A review of Josef Jaeger by Jere’ M. Fishback, USA, 2009
Informative fun with a few flaws ****
The eponymous narrator of this coming-of-age story is a fictitious thirteen-year-old nephew of Ernst Roehm, leader of the SA in the newly-born Third Reich, with whom the boy goes to live in Munich following the sudden death of his mother. That the background has been thoroughly-researched is evident from the extraordinary attention to details of the setting. The historical characters mentioned are also convincingly portrayed, which is a fascinating treat in view of the tiresome popular tendency to depict the National Socialist leaders, alone amongst humanity, as absurdly devoid of redeeming features. In the case of Roehm, however, the humanisation may be overdone; he is depicted as more skeptical of anti-semitism and book-burning than the known facts warrant, and there is little sense of his pronouncedly proletarian brutishness.
However, the historically least realistic element of the story is the indifference of almost all the characters to homosexuality. For example, Roehm’s housekeeper, Frau Dexler, a simple Bavarian widow, laughingly tells young Josef the first day they meet that Roehm’s eighteen-year-old chauffeur Rudy is also his lover, “no business of ours, eh?” and expresses surprise at his confusion. Hitler, who in reality called Roehm’s homosexuality “an illness [which] does not interest me as long as he maintains the necessary discretion” (a discretion which apparently required Roehm in his last years to resort to procured youths rather than lovers), is here depicted as cheerfully acknowledging Rudy and letting him join them on his platform at the Nuremberg rally.
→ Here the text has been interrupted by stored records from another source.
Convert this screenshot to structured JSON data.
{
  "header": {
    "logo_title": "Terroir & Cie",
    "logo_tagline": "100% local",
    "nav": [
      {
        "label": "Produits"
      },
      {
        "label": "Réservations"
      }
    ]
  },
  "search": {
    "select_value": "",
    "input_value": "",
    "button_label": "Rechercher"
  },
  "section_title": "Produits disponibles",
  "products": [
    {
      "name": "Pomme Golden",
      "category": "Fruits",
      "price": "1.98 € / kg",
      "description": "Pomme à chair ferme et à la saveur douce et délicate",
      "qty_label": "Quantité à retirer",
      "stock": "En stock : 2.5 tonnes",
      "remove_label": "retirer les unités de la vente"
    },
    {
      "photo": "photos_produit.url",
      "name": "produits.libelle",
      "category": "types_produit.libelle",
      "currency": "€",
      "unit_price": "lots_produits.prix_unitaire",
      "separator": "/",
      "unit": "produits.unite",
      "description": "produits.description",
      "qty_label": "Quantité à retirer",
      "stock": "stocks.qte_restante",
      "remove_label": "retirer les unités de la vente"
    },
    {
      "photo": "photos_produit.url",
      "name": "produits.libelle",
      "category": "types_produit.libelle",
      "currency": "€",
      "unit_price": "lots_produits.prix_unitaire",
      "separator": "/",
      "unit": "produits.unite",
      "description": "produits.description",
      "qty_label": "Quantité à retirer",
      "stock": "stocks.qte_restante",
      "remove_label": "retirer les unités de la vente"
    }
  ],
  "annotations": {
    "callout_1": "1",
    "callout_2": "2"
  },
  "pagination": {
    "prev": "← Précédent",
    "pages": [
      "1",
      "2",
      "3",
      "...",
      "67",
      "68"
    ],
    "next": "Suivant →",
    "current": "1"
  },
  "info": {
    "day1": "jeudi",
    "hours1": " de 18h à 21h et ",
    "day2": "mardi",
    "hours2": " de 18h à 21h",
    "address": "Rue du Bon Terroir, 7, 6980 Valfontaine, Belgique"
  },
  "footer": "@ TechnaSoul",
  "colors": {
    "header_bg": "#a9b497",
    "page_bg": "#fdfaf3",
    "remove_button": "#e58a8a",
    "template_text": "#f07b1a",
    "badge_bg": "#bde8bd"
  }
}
The book is most moving and psychologically convincing as a tale of a pubescent boy’s sexual awakening. Exceptionally beautiful and with a natural talent for acting, Josef is brought to Berlin to play the leading role in Quex, a genuinely-made propaganda film about a Hitler Youth. There he meets a slightly older Jewish boy called David, with whom he falls in love, forcing him to lead a rivetingly tense double-life. Despite this, while back in Berlin he is easily seduced by his twenty-year-old Hitler Youth leader Max, an SS officer who enjoys “the company of boys your age”, and then agrees to regular sessions of full sex with him over four months in return for favours, fun, mentorship, and something else. This is to be understood in the light of his long quest for bonding with an older male father-substitute, and indeed the novel is “dedicated to every boy who grows up without his father in his life”.
So far so good, but then the author tries too hard for dramatic effect and loses sight of his hero’s credible emotional state. Though by now pretty sophisticated for his age, Josef is deceived by Max, whom he does not really love and has no reason to trust, into an unbelievably swift and ill-considered volte-face respecting his uncle. Max too becomes implausible in his combination of ruthless deceit and unnecessary candour. Finally, Josef’s emotional response when the horrific truth emerges at the very end is so lame as to undermine what should have been a very powerful climax.
Interesting and enjoyable, but unevenly told in the latter half.
Reviewed by Edmund Marlowe on Goodreads.com, 9 April 2017